[[ Supplied material, beginning ]]

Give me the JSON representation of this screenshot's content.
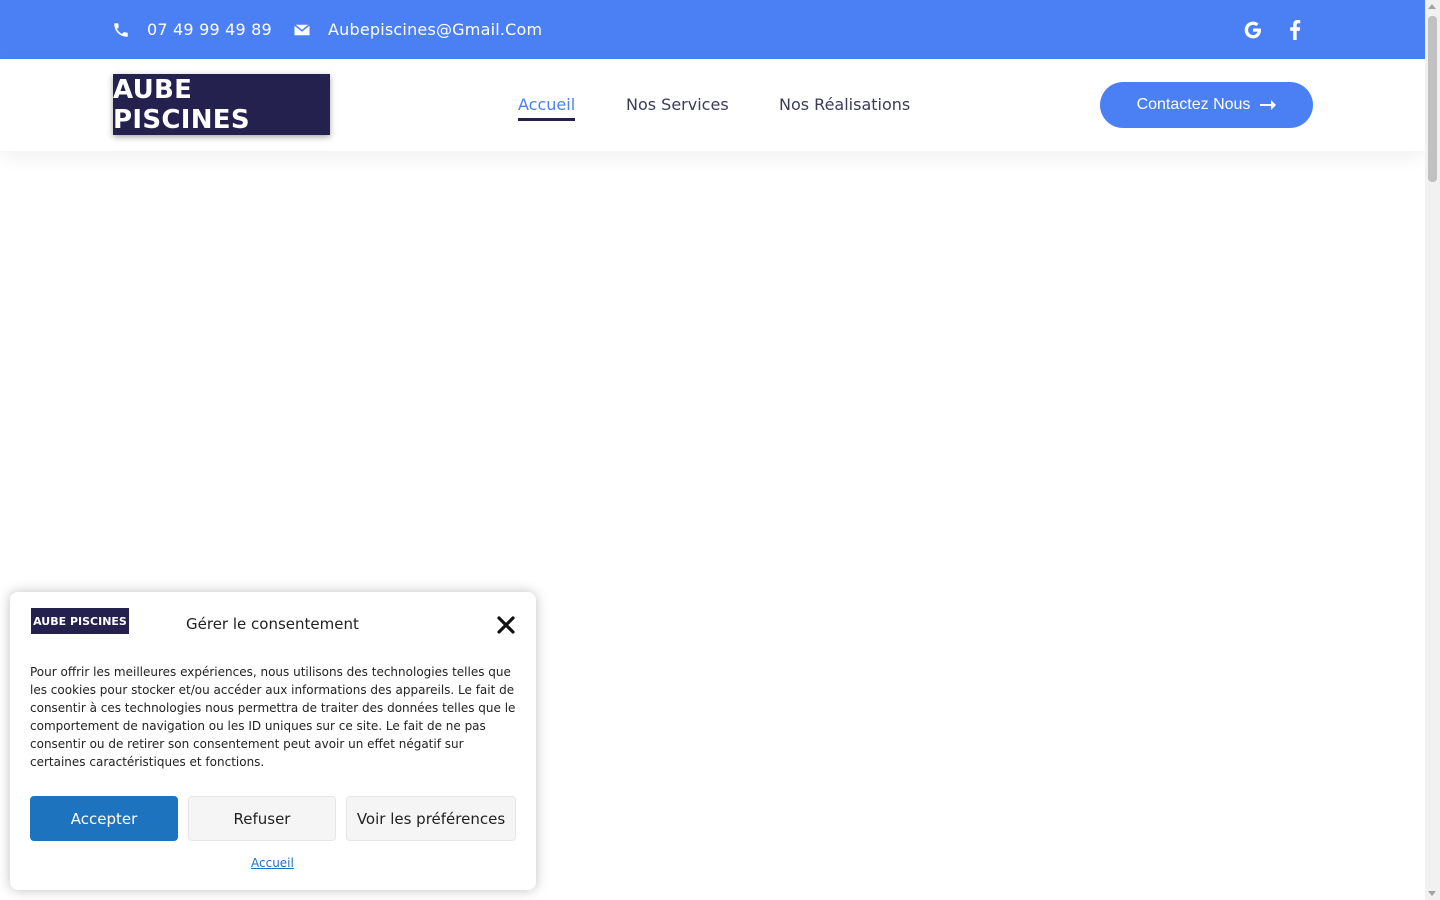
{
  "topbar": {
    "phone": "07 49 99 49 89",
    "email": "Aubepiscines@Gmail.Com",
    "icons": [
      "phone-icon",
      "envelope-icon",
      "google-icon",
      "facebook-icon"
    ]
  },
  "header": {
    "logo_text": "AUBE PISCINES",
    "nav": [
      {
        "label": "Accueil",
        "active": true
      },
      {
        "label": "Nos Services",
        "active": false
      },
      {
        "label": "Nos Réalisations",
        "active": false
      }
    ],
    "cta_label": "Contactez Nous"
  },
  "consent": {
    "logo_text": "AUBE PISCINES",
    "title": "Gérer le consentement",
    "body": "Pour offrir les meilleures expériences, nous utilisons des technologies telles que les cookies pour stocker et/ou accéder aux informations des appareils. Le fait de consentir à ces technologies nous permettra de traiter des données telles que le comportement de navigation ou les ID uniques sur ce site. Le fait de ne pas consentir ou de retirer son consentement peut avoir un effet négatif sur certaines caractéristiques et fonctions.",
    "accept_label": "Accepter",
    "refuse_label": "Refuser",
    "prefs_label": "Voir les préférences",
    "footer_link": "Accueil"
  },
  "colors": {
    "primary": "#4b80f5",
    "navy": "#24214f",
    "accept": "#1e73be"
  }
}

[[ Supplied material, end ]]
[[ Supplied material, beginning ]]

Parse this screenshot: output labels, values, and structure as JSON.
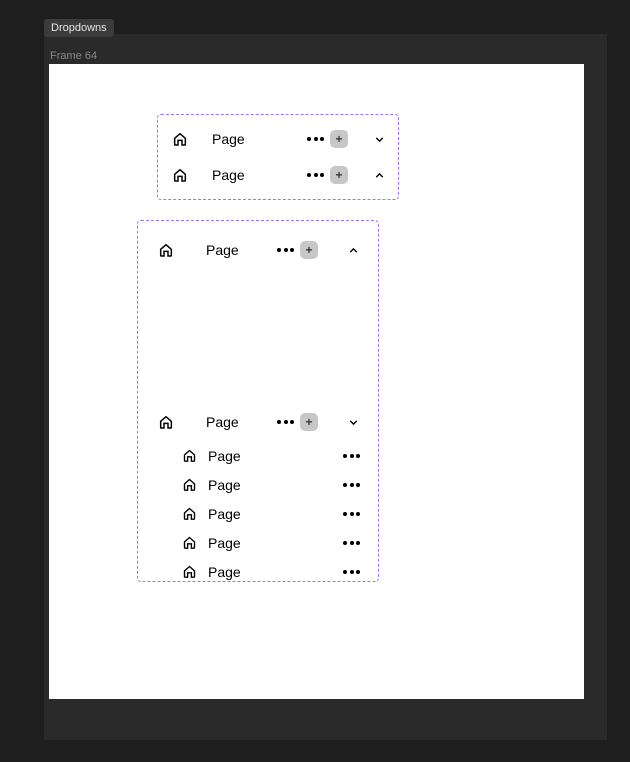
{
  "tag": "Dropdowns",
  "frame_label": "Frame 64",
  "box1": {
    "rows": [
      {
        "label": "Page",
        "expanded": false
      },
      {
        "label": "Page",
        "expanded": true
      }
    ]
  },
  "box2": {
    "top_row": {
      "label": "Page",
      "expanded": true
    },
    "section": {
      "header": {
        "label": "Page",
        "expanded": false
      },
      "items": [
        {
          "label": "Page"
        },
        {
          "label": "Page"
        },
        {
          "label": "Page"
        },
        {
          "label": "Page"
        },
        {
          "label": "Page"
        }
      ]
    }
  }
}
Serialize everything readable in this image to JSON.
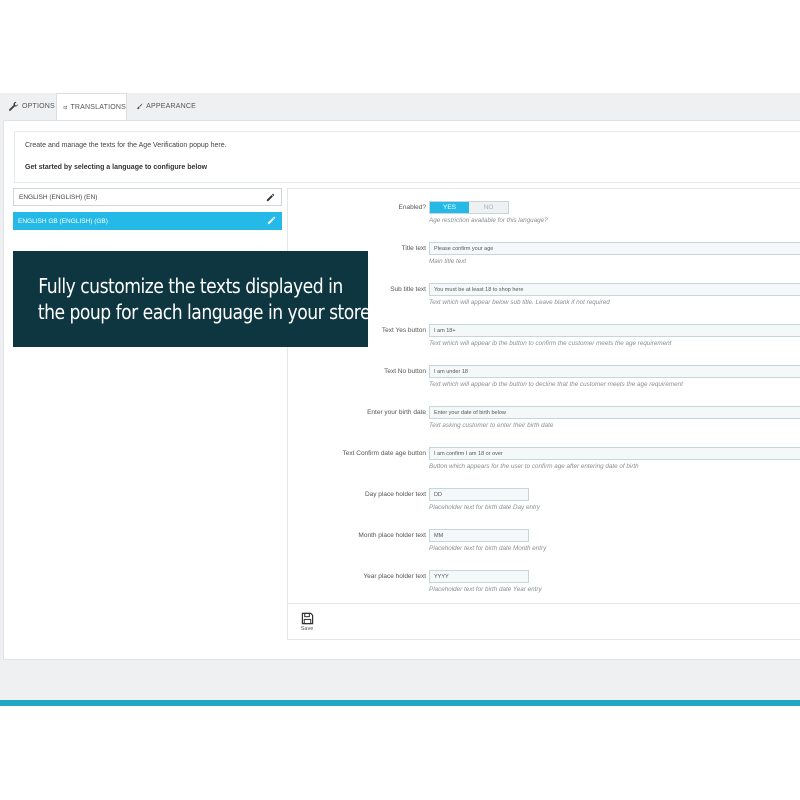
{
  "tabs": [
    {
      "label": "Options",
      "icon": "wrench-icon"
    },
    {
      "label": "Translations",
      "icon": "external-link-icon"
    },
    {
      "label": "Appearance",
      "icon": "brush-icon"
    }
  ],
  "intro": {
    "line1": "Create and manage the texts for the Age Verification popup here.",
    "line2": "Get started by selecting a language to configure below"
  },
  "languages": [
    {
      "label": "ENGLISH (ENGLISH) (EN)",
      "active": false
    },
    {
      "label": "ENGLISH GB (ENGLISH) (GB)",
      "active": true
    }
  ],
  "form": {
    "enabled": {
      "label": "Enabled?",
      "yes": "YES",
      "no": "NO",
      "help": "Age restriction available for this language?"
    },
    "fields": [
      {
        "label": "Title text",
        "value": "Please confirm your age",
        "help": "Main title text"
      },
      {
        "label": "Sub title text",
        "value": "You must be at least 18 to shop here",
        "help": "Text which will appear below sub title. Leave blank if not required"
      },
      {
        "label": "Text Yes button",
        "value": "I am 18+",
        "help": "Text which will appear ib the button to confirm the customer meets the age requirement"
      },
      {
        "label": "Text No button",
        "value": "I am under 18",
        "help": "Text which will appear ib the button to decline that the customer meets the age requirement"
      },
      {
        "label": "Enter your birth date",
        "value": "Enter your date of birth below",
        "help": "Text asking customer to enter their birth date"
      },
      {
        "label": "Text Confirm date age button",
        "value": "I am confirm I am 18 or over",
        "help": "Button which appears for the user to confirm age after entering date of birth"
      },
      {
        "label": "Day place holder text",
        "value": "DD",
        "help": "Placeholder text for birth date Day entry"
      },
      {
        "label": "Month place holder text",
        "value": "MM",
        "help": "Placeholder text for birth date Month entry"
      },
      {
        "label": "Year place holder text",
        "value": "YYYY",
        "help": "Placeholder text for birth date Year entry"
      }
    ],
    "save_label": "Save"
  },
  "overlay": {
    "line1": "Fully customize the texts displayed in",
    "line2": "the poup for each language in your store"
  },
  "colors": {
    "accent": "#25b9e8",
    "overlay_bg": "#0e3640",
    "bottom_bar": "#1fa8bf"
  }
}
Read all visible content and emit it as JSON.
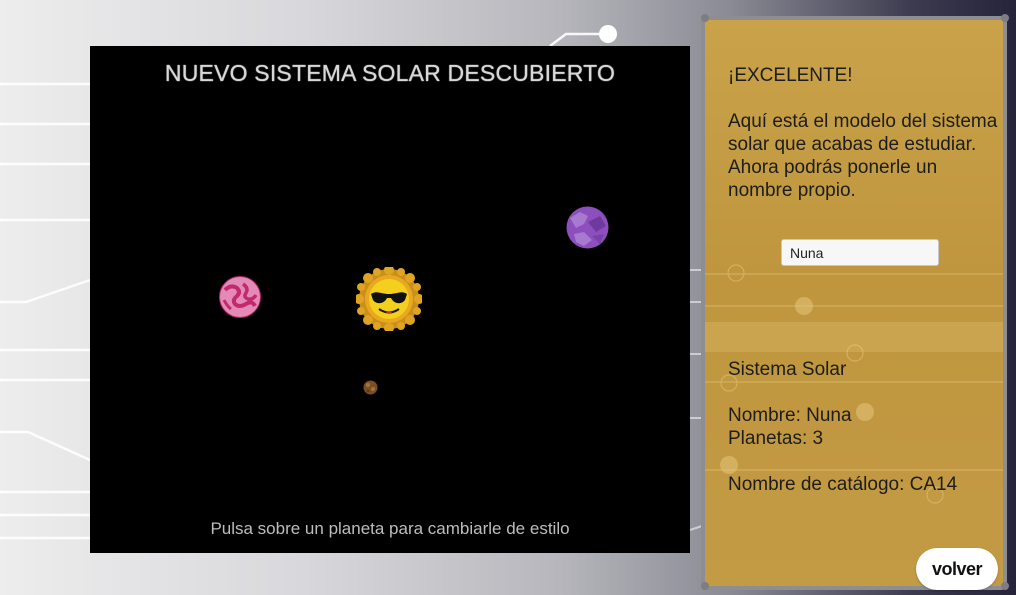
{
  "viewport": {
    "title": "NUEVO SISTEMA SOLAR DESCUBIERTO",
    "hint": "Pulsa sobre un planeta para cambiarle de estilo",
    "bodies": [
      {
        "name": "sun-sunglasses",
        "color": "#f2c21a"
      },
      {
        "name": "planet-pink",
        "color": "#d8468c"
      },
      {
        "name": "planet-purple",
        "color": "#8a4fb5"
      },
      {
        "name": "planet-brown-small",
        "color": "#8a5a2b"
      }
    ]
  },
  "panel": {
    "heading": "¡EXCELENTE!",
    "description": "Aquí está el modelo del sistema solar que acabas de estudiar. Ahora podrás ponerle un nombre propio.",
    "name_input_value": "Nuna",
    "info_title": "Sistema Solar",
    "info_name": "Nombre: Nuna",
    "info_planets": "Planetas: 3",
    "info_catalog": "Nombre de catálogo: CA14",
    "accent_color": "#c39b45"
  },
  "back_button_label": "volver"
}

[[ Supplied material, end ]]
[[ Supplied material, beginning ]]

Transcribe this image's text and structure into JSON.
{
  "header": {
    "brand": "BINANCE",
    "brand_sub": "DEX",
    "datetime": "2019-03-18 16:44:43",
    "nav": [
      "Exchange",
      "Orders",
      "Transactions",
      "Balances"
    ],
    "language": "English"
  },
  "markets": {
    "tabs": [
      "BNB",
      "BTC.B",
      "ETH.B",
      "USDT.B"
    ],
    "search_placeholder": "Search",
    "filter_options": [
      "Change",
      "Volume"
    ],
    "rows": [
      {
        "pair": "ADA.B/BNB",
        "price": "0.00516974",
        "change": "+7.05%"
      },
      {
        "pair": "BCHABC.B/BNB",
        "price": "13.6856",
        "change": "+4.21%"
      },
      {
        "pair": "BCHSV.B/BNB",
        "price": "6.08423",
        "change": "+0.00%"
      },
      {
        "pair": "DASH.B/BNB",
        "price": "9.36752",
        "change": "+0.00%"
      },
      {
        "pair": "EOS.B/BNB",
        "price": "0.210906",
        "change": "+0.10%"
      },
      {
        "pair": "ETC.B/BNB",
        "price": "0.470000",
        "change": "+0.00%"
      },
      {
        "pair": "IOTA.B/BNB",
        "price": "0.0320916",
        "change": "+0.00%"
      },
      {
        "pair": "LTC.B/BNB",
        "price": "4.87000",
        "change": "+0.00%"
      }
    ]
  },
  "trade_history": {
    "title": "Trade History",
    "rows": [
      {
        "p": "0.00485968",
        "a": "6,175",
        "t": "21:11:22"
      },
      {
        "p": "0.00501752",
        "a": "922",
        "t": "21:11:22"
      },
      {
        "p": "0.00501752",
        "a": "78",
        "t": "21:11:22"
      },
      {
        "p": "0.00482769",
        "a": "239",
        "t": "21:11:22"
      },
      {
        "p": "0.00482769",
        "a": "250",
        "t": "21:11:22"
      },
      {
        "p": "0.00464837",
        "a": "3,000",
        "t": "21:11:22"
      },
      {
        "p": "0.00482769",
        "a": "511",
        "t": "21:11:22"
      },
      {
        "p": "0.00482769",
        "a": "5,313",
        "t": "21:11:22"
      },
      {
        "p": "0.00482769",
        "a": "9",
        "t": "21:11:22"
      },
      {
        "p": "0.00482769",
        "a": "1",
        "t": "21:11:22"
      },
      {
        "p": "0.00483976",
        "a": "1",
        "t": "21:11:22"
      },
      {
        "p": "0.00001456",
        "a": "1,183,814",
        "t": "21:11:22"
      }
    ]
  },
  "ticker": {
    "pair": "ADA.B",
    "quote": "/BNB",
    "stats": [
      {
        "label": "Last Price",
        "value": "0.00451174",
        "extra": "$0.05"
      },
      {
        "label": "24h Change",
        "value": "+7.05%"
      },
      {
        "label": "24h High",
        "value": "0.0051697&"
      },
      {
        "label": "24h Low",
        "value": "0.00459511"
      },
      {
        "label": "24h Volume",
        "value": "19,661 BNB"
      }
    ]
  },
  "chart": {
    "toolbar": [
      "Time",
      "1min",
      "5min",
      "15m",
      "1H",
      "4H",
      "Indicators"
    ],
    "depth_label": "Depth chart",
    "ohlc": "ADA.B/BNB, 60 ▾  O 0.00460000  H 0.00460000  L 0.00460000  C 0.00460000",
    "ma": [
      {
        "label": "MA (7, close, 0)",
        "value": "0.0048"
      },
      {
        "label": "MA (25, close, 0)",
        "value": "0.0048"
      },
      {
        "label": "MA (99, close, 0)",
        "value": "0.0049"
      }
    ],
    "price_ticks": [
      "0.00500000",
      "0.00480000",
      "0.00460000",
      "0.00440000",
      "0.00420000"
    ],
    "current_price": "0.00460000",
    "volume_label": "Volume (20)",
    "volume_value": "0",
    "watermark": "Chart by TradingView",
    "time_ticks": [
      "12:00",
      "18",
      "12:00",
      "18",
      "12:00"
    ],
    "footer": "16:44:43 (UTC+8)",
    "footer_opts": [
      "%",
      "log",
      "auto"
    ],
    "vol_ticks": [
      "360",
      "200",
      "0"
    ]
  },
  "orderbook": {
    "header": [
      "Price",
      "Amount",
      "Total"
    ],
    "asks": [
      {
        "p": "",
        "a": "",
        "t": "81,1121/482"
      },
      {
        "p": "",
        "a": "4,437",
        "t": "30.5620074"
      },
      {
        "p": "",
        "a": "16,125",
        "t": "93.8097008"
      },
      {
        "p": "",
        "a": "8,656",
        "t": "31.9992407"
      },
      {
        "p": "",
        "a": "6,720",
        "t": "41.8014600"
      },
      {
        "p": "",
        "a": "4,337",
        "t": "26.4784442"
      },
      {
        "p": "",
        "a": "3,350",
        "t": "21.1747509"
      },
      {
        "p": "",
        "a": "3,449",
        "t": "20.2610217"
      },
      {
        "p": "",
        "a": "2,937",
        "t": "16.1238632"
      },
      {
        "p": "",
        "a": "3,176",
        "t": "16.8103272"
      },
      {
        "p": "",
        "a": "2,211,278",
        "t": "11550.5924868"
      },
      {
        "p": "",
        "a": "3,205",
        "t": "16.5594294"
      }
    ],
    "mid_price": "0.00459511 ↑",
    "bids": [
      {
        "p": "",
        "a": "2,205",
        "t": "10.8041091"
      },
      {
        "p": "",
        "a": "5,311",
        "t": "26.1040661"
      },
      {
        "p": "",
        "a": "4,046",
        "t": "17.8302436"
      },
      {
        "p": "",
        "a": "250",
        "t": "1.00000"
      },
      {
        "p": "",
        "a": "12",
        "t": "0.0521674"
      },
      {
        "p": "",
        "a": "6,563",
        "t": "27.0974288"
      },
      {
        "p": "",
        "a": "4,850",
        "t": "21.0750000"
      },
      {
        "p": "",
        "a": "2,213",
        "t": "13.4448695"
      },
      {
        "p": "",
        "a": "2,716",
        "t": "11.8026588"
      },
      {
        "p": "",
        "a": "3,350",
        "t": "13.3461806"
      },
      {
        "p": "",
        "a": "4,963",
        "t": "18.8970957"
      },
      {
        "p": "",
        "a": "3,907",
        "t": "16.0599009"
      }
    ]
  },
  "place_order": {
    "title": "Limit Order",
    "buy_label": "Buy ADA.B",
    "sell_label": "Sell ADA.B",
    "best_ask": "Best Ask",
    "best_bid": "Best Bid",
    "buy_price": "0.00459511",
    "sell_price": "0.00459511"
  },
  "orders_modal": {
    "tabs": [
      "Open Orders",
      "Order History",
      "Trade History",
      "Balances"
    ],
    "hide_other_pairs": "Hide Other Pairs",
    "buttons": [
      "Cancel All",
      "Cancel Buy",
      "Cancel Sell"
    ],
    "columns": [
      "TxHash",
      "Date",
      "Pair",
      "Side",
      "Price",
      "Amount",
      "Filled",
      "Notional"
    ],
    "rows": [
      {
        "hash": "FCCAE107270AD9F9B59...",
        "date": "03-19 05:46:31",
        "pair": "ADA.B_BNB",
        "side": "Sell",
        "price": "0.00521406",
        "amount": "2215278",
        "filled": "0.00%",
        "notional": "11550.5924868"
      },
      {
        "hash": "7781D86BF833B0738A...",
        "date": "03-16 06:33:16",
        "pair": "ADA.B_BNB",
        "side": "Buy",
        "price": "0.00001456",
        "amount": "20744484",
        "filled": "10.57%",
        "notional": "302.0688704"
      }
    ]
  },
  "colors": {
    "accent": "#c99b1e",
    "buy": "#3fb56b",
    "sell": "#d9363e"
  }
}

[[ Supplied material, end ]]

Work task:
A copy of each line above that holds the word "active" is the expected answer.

Answer to the exercise:
        "active": true
        "active": false
        "active": false
      "active": false
      "active": true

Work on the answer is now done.